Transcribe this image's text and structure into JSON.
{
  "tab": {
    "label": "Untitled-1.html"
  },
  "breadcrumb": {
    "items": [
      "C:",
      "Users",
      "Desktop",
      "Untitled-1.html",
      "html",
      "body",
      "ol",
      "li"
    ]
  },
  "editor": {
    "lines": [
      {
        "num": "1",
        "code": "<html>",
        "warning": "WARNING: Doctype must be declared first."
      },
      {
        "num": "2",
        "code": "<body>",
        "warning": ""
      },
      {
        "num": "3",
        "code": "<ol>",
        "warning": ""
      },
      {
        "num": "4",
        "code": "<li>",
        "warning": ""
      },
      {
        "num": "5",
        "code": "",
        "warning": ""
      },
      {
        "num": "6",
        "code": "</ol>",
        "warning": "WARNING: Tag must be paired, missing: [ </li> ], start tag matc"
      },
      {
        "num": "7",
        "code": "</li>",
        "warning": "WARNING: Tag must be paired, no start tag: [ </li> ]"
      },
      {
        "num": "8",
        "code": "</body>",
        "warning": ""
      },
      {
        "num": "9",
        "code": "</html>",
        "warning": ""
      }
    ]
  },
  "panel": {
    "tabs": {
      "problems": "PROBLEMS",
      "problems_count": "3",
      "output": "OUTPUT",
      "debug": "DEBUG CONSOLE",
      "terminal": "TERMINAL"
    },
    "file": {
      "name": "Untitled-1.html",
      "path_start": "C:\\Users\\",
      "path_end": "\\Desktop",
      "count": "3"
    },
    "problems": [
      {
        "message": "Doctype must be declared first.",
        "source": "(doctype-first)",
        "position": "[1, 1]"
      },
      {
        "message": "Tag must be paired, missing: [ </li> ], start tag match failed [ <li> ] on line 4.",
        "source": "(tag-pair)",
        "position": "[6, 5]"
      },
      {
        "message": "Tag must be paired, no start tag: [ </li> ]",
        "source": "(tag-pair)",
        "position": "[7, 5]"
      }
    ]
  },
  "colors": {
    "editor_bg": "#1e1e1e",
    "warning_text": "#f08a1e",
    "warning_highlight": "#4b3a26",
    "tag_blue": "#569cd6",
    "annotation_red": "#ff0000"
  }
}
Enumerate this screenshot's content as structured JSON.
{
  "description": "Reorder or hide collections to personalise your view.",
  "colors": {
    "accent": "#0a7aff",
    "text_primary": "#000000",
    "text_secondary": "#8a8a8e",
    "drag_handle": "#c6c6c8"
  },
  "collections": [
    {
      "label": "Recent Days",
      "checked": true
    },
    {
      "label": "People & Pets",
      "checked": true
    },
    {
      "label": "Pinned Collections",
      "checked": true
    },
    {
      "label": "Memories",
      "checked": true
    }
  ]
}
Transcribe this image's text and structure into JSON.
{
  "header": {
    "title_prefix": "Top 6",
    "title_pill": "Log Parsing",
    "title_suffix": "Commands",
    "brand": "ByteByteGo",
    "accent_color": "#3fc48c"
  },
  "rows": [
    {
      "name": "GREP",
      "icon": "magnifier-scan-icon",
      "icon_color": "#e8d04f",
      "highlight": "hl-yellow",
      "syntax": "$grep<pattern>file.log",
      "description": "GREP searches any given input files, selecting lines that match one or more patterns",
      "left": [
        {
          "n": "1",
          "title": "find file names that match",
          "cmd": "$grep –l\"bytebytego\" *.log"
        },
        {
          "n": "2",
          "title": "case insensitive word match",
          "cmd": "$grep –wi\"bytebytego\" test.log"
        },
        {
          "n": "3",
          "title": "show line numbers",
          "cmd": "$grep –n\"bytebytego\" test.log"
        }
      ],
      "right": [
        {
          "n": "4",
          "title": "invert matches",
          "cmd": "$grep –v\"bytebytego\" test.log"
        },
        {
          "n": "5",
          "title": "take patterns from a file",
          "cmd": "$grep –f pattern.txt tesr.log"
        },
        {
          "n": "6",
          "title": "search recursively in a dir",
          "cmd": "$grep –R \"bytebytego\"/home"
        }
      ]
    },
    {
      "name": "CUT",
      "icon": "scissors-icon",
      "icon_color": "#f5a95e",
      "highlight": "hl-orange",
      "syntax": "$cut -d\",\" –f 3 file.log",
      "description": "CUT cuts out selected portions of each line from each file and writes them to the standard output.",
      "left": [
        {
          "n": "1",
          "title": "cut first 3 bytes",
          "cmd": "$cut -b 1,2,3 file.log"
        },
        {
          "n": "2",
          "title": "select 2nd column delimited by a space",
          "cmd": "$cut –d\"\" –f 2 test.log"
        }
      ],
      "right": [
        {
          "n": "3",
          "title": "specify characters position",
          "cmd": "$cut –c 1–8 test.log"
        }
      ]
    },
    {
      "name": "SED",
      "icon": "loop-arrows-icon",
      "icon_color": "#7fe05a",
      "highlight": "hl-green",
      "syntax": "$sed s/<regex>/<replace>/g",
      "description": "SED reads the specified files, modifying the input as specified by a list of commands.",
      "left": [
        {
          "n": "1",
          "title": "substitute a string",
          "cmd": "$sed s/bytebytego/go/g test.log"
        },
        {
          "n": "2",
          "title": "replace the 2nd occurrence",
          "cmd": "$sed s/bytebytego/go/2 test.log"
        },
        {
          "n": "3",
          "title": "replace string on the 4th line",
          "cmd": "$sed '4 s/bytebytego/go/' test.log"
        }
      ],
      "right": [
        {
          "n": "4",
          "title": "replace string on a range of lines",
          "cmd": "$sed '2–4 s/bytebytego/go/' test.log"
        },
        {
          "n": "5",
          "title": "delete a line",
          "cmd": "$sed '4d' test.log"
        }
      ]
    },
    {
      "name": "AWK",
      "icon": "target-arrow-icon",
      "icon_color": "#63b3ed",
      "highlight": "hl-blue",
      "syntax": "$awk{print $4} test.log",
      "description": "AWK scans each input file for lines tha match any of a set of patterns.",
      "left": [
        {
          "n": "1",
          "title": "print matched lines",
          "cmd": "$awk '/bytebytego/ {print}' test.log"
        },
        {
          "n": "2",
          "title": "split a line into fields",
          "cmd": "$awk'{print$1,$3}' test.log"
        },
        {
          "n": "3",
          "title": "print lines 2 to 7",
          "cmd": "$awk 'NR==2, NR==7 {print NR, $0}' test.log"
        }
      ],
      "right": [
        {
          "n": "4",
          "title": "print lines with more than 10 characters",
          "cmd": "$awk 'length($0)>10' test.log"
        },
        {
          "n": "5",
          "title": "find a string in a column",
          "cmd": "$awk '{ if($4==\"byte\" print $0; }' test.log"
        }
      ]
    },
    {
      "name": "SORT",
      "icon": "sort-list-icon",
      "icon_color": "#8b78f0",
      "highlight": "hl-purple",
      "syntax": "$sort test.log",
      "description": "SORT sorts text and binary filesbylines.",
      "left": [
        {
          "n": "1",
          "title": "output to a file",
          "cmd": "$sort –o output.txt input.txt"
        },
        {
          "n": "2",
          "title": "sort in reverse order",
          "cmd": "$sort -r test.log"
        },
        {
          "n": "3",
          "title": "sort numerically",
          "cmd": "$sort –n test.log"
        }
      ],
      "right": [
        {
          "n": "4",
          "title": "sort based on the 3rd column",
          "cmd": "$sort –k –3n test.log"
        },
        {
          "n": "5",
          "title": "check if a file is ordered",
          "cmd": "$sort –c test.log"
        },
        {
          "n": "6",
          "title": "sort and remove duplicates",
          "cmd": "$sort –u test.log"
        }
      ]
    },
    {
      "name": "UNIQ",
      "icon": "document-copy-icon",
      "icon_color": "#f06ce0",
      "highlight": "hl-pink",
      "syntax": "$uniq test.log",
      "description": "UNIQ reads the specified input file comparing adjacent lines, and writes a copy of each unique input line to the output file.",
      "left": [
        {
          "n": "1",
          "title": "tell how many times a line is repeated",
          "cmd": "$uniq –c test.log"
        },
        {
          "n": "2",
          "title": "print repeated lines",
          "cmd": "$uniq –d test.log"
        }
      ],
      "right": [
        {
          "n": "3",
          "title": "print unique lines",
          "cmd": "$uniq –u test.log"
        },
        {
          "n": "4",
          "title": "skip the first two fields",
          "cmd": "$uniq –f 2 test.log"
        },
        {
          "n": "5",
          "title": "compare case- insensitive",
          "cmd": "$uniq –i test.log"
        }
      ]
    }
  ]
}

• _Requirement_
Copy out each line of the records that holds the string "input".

• _Solution_
      "description": "GREP searches any given input files, selecting lines that match one or more patterns",
      "description": "SED reads the specified files, modifying the input as specified by a list of commands.",
      "description": "AWK scans each input file for lines tha match any of a set of patterns.",
          "cmd": "$sort –o output.txt input.txt"
      "description": "UNIQ reads the specified input file comparing adjacent lines, and writes a copy of each unique input line to the output file.",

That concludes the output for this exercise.